Tobacco for Health with New Plant Breeding Techniques
BY: Diego Orzaez and Markus Schmidt
In February 2018, the EU-funded project NEWCOTIANA was launched. The research team of Ralph Bock from the Max Planck Institute of Molecular Plant Physiology is participating in this research and innovation action that combines several new plant breeding techniques to produce medical and cosmetic products in tobacco plants.
- Taking advantage of cutting-edge molecular breeding methodologies, researchers will develop new varieties of tobacco and its wild relative Nicotiana benthamiana to produce added-value compounds such as antibodies, vaccines and drugs in a sustainable manner.
- NEWCOTIANA is a 7.2 M€ H2020 EU project coordinated by scientists from the Institute for Plant Molecular and Cellular Biology (IBMCP) of the Spanish Research Council (CSIC) with participation of 19 industrial and academic partners from 8 European countries and Australia.
Tobacco (Nicotiana tabacum) is a crop used to produce cigarettes. With overwhelming scientific evidence that smoking is harmful, even major cigarette companies are now committed to end smoking. Tobacco plants can, however, also be used for other purposes that are clearly beneficial for health. Instead of drying the leaves to make cigarettes, researchers have found promising New Plant Breeding Techniques (short: NPBT) to turn tobacco leaves into plant factories for medical, pharmaceutical and cosmetic products. The same is true for the leaves of Nicotiana benthamiana, a dwarf tobacco relative from Australia that is especially suited for indoors production of bio-pharmaceuticals. In this way, the plant will produce vaccines, antibodies, and other health-promoting substances including anti-aging or anti-inflammatory compounds.
The cutting-edge NPBTs include the so-called CRISPR technique, also known as genome editing, which offers unprecedented opportunities for crop breeding. Other NPBTs that researchers will apply are modern forms of grafting, or infiltration for temporary gene expression.
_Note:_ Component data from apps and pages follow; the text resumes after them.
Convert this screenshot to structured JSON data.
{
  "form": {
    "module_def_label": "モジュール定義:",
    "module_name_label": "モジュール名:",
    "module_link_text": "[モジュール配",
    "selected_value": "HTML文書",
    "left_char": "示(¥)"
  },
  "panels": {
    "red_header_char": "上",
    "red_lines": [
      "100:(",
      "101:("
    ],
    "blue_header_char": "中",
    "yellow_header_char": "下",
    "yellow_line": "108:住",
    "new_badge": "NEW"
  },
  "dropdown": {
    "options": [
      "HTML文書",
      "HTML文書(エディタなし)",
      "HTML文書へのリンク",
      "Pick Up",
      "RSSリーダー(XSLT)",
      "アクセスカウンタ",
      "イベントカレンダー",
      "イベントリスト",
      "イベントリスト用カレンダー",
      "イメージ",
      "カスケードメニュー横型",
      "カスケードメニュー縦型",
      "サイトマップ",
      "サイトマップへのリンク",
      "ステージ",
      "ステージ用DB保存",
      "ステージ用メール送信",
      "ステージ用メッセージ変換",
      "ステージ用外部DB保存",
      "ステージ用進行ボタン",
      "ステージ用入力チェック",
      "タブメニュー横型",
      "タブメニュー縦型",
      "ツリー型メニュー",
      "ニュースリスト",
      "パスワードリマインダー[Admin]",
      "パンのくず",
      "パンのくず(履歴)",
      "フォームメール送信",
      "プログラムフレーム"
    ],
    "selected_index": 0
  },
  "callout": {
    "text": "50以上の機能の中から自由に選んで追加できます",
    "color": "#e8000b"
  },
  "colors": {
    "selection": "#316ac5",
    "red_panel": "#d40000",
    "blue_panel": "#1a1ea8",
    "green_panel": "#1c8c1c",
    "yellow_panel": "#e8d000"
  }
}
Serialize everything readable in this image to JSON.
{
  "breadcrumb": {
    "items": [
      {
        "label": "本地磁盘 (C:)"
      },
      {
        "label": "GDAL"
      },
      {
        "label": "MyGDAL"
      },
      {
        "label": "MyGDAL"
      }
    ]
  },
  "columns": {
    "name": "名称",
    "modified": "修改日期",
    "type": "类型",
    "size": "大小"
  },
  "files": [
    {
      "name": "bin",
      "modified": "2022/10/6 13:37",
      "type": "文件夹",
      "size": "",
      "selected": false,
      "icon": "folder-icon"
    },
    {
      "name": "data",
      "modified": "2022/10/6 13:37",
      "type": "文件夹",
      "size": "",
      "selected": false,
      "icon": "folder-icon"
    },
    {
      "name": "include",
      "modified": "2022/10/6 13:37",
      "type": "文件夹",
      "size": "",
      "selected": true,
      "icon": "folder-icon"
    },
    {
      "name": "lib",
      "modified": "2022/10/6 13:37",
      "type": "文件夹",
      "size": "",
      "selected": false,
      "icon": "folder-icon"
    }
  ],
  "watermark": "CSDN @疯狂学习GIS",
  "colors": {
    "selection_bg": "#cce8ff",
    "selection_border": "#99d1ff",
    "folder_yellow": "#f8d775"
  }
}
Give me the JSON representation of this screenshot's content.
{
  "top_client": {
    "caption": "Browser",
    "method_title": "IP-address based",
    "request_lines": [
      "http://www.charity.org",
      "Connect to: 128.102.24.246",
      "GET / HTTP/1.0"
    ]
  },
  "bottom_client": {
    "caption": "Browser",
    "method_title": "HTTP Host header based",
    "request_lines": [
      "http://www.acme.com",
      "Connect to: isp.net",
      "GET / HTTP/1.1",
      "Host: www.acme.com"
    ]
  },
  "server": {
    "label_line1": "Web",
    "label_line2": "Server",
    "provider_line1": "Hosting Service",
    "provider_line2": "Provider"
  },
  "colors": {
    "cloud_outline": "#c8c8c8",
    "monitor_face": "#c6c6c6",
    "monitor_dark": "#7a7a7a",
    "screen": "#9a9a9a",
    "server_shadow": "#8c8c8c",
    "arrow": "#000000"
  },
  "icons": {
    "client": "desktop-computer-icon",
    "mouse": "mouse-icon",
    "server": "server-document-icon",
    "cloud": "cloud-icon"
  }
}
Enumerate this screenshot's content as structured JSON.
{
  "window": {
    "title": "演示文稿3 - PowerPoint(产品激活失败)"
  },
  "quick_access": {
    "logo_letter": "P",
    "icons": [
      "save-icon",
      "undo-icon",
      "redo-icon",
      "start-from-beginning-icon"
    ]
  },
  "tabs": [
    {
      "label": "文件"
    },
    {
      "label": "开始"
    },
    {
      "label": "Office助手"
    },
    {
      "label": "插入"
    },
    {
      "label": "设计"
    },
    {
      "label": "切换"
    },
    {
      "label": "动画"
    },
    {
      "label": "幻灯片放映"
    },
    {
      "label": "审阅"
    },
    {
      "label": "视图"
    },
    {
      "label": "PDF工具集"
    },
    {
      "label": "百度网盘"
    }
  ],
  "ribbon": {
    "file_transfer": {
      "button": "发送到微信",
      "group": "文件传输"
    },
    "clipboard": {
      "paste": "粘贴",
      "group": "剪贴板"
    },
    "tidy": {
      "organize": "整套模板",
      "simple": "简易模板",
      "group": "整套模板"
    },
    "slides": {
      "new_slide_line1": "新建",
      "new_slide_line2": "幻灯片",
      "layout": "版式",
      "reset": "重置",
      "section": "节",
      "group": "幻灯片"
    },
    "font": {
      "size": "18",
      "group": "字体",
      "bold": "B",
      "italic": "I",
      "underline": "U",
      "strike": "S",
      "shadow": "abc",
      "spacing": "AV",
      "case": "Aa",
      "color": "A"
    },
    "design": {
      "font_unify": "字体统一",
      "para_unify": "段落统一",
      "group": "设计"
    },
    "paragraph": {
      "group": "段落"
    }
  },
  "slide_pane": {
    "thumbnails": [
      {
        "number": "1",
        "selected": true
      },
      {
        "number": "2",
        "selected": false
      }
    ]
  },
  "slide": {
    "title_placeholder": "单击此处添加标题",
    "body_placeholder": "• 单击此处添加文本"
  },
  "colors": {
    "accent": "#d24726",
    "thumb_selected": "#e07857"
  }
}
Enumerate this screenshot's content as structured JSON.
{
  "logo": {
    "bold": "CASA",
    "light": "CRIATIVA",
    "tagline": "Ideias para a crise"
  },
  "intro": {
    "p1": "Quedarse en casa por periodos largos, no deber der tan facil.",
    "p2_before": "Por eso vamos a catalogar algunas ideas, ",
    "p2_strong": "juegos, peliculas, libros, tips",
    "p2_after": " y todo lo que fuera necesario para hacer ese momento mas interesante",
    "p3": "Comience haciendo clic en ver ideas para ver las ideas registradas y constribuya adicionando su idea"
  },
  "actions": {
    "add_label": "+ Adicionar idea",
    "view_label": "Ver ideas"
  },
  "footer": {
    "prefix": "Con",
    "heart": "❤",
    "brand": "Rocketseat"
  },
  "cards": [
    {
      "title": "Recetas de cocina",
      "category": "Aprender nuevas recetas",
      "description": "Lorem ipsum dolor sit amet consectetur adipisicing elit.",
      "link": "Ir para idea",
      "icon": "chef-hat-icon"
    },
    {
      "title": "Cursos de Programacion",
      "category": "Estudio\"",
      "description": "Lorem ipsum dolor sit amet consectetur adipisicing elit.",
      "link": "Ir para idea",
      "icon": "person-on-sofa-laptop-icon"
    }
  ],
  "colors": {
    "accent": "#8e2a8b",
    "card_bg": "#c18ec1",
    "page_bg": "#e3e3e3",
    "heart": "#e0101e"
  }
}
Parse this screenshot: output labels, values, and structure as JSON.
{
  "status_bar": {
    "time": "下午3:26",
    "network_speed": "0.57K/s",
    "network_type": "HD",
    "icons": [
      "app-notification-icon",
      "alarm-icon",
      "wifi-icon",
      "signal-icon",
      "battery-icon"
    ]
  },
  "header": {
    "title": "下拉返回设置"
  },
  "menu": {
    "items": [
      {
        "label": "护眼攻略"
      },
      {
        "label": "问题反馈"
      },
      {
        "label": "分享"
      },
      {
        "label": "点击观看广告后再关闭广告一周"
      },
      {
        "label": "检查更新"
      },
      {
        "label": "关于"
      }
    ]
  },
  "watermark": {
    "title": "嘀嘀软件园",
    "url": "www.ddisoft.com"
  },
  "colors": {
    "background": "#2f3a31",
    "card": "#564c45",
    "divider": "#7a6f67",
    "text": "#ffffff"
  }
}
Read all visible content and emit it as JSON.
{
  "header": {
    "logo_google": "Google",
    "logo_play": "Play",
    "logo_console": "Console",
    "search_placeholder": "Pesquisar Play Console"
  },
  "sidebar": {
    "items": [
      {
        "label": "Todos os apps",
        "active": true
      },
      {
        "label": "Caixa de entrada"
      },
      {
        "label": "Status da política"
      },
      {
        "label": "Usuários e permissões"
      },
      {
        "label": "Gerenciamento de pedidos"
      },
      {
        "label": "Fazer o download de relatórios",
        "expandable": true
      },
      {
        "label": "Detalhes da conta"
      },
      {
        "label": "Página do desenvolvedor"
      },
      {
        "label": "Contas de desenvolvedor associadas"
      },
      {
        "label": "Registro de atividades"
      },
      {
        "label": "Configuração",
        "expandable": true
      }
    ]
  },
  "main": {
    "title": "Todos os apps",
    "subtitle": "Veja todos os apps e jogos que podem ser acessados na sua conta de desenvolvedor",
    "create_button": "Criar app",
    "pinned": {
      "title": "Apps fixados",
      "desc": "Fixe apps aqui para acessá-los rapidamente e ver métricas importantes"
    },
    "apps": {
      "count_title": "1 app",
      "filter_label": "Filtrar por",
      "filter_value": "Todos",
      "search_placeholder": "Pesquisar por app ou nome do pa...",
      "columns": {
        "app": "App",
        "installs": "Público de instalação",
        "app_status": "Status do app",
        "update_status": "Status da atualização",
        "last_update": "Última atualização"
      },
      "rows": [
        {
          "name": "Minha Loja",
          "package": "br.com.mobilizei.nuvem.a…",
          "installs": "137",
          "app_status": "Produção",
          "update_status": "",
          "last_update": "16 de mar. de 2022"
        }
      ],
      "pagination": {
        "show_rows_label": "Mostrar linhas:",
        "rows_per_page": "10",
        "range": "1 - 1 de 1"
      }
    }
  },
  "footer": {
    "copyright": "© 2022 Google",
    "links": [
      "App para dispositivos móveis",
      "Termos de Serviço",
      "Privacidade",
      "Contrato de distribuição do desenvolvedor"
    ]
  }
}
"Our aim is to breed new varieties of tobacco that will work as biofactories with high efficiency", explains Ralph Bock, leading scientist in the project. "Using these plants as safe production platforms for molecular pharming allows us to harvest high-value medical substances from plants."
By taking advantage of NPBTs, NEWCOTIANA is expected to contribute to revive the traditional cultivation of tobacco, creating new applications that are good for health, and revitalizing rural areas in decline with high-value products in line with the European Knowledge-Based Economy.
"The consortium will carry out experiments to assess the efficiency and safety of NPBTs, providing the industry, policy makers and consumers with experimental evidence that facilitate the decision-making process on the adoption of NPBTs in Europe. " adds Diego Orzaez from CSIC, coordinator of the NEWCOTIANA project. “NEWCOTIANA's scientific aims are ambitious, and in addition to solving a number of technical issues we realize that we also need to take into account regulatory requirements and start a dialogue with stakeholders and the general public.”
The research team of Ralph Bock from the Max Planck Institute of Molecular Plant Physiology, Potsdam, Germany, will make an important contribution to NEWCOTIANA by breeding new Nicotiana species using horizontal genome transfer, a process that occurs in grafted plants and was recently discovered by the team (Fuentes, I. et al., Nature 2014).
NEWCOTIANA, which was launched in February 2018 in Brussels, is a 4.5-year project funded by the European Union’s Horizon 2020 Research and Innovation programme under grant agreement No 760331.